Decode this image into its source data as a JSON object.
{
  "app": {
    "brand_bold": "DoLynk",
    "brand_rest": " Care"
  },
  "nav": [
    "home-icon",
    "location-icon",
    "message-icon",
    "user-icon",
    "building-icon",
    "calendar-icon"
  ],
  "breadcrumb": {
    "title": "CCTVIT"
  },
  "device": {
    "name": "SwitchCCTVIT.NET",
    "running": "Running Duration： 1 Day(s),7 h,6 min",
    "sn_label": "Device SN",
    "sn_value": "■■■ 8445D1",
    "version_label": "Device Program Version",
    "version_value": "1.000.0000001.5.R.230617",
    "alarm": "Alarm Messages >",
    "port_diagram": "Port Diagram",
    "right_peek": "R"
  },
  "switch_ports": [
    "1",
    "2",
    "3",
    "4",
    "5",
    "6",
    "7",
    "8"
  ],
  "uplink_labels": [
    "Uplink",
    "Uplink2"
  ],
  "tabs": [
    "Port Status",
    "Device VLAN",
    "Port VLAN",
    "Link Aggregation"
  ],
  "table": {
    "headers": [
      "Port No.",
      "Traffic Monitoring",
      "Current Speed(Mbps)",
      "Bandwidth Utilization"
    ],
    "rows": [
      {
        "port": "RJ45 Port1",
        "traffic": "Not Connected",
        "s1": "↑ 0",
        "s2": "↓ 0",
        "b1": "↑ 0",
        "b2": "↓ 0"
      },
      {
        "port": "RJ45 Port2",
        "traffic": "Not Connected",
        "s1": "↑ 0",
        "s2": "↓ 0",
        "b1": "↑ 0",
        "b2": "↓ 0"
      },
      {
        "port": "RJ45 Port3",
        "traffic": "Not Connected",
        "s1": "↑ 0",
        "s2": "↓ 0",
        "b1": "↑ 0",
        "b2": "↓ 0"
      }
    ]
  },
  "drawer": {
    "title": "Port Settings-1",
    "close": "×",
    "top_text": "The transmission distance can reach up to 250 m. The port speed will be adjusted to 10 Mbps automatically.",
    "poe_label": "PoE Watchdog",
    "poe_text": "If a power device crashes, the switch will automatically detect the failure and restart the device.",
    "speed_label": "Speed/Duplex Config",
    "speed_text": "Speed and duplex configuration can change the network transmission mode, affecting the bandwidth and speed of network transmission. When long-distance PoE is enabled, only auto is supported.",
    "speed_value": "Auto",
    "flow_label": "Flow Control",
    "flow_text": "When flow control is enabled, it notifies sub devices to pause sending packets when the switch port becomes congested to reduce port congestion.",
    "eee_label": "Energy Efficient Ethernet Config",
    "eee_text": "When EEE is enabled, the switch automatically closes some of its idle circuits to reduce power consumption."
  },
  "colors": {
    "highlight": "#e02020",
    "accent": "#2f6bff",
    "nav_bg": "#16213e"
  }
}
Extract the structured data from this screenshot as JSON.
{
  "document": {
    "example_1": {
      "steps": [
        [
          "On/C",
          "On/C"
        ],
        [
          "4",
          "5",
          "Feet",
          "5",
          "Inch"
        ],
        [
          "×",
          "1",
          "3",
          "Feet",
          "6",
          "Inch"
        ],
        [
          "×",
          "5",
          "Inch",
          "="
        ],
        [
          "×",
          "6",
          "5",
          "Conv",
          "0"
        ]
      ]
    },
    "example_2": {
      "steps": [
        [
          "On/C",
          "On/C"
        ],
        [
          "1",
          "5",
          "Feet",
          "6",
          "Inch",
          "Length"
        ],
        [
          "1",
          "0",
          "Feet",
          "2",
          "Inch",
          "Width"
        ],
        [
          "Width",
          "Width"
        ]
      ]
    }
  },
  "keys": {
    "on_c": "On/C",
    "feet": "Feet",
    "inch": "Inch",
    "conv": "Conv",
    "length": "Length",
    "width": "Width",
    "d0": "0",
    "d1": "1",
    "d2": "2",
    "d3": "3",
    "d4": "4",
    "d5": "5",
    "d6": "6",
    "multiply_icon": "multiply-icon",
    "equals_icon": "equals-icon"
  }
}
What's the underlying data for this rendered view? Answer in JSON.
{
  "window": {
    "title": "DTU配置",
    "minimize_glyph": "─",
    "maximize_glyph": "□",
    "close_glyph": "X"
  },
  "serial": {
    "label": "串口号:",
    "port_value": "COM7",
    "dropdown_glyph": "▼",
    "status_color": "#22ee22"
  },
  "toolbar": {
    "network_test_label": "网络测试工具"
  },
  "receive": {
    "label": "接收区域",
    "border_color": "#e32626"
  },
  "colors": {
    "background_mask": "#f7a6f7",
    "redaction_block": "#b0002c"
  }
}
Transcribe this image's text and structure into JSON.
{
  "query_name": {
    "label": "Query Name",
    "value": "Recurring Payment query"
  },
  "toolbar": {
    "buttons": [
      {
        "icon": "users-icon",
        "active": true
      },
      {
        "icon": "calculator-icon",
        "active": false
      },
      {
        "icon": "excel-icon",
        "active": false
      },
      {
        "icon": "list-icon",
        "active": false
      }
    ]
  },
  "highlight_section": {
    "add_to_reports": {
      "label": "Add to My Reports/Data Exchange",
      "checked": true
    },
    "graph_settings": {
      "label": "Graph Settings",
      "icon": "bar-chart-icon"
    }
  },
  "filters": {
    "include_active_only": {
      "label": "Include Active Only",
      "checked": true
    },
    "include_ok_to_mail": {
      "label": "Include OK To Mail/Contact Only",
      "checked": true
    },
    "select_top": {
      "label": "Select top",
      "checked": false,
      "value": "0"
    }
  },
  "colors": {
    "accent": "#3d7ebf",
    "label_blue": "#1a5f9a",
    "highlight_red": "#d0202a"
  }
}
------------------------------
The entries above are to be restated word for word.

Decode this image into its source data as a JSON object.
{
  "app": {
    "brand_bold": "DoLynk",
    "brand_rest": " Care"
  },
  "nav": [
    "home-icon",
    "location-icon",
    "message-icon",
    "user-icon",
    "building-icon",
    "calendar-icon"
  ],
  "breadcrumb": {
    "title": "CCTVIT"
  },
  "device": {
    "name": "SwitchCCTVIT.NET",
    "running": "Running Duration： 1 Day(s),7 h,6 min",
    "sn_label": "Device SN",
    "sn_value": "■■■ 8445D1",
    "version_label": "Device Program Version",
    "version_value": "1.000.0000001.5.R.230617",
    "alarm": "Alarm Messages >",
    "port_diagram": "Port Diagram",
    "right_peek": "R"
  },
  "switch_ports": [
    "1",
    "2",
    "3",
    "4",
    "5",
    "6",
    "7",
    "8"
  ],
  "uplink_labels": [
    "Uplink",
    "Uplink2"
  ],
  "tabs": [
    "Port Status",
    "Device VLAN",
    "Port VLAN",
    "Link Aggregation"
  ],
  "table": {
    "headers": [
      "Port No.",
      "Traffic Monitoring",
      "Current Speed(Mbps)",
      "Bandwidth Utilization"
    ],
    "rows": [
      {
        "port": "RJ45 Port1",
        "traffic": "Not Connected",
        "s1": "↑ 0",
        "s2": "↓ 0",
        "b1": "↑ 0",
        "b2": "↓ 0"
      },
      {
        "port": "RJ45 Port2",
        "traffic": "Not Connected",
        "s1": "↑ 0",
        "s2": "↓ 0",
        "b1": "↑ 0",
        "b2": "↓ 0"
      },
      {
        "port": "RJ45 Port3",
        "traffic": "Not Connected",
        "s1": "↑ 0",
        "s2": "↓ 0",
        "b1": "↑ 0",
        "b2": "↓ 0"
      }
    ]
  },
  "drawer": {
    "title": "Port Settings-1",
    "close": "×",
    "top_text": "The transmission distance can reach up to 250 m. The port speed will be adjusted to 10 Mbps automatically.",
    "poe_label": "PoE Watchdog",
    "poe_text": "If a power device crashes, the switch will automatically detect the failure and restart the device.",
    "speed_label": "Speed/Duplex Config",
    "speed_text": "Speed and duplex configuration can change the network transmission mode, affecting the bandwidth and speed of network transmission. When long-distance PoE is enabled, only auto is supported.",
    "speed_value": "Auto",
    "flow_label": "Flow Control",
    "flow_text": "When flow control is enabled, it notifies sub devices to pause sending packets when the switch port becomes congested to reduce port congestion.",
    "eee_label": "Energy Efficient Ethernet Config",
    "eee_text": "When EEE is enabled, the switch automatically closes some of its idle circuits to reduce power consumption."
  },
  "colors": {
    "highlight": "#e02020",
    "accent": "#2f6bff",
    "nav_bg": "#16213e"
  }
}
Extract the structured data from this screenshot as JSON.
{
  "document": {
    "example_1": {
      "steps": [
        [
          "On/C",
          "On/C"
        ],
        [
          "4",
          "5",
          "Feet",
          "5",
          "Inch"
        ],
        [
          "×",
          "1",
          "3",
          "Feet",
          "6",
          "Inch"
        ],
        [
          "×",
          "5",
          "Inch",
          "="
        ],
        [
          "×",
          "6",
          "5",
          "Conv",
          "0"
        ]
      ]
    },
    "example_2": {
      "steps": [
        [
          "On/C",
          "On/C"
        ],
        [
          "1",
          "5",
          "Feet",
          "6",
          "Inch",
          "Length"
        ],
        [
          "1",
          "0",
          "Feet",
          "2",
          "Inch",
          "Width"
        ],
        [
          "Width",
          "Width"
        ]
      ]
    }
  },
  "keys": {
    "on_c": "On/C",
    "feet": "Feet",
    "inch": "Inch",
    "conv": "Conv",
    "length": "Length",
    "width": "Width",
    "d0": "0",
    "d1": "1",
    "d2": "2",
    "d3": "3",
    "d4": "4",
    "d5": "5",
    "d6": "6",
    "multiply_icon": "multiply-icon",
    "equals_icon": "equals-icon"
  }
}
What's the underlying data for this rendered view? Answer in JSON.
{
  "window": {
    "title": "DTU配置",
    "minimize_glyph": "─",
    "maximize_glyph": "□",
    "close_glyph": "X"
  },
  "serial": {
    "label": "串口号:",
    "port_value": "COM7",
    "dropdown_glyph": "▼",
    "status_color": "#22ee22"
  },
  "toolbar": {
    "network_test_label": "网络测试工具"
  },
  "receive": {
    "label": "接收区域",
    "border_color": "#e32626"
  },
  "colors": {
    "background_mask": "#f7a6f7",
    "redaction_block": "#b0002c"
  }
}
Transcribe this image's text and structure into JSON.
{
  "query_name": {
    "label": "Query Name",
    "value": "Recurring Payment query"
  },
  "toolbar": {
    "buttons": [
      {
        "icon": "users-icon",
        "active": true
      },
      {
        "icon": "calculator-icon",
        "active": false
      },
      {
        "icon": "excel-icon",
        "active": false
      },
      {
        "icon": "list-icon",
        "active": false
      }
    ]
  },
  "highlight_section": {
    "add_to_reports": {
      "label": "Add to My Reports/Data Exchange",
      "checked": true
    },
    "graph_settings": {
      "label": "Graph Settings",
      "icon": "bar-chart-icon"
    }
  },
  "filters": {
    "include_active_only": {
      "label": "Include Active Only",
      "checked": true
    },
    "include_ok_to_mail": {
      "label": "Include OK To Mail/Contact Only",
      "checked": true
    },
    "select_top": {
      "label": "Select top",
      "checked": false,
      "value": "0"
    }
  },
  "colors": {
    "accent": "#3d7ebf",
    "label_blue": "#1a5f9a",
    "highlight_red": "#d0202a"
  }
}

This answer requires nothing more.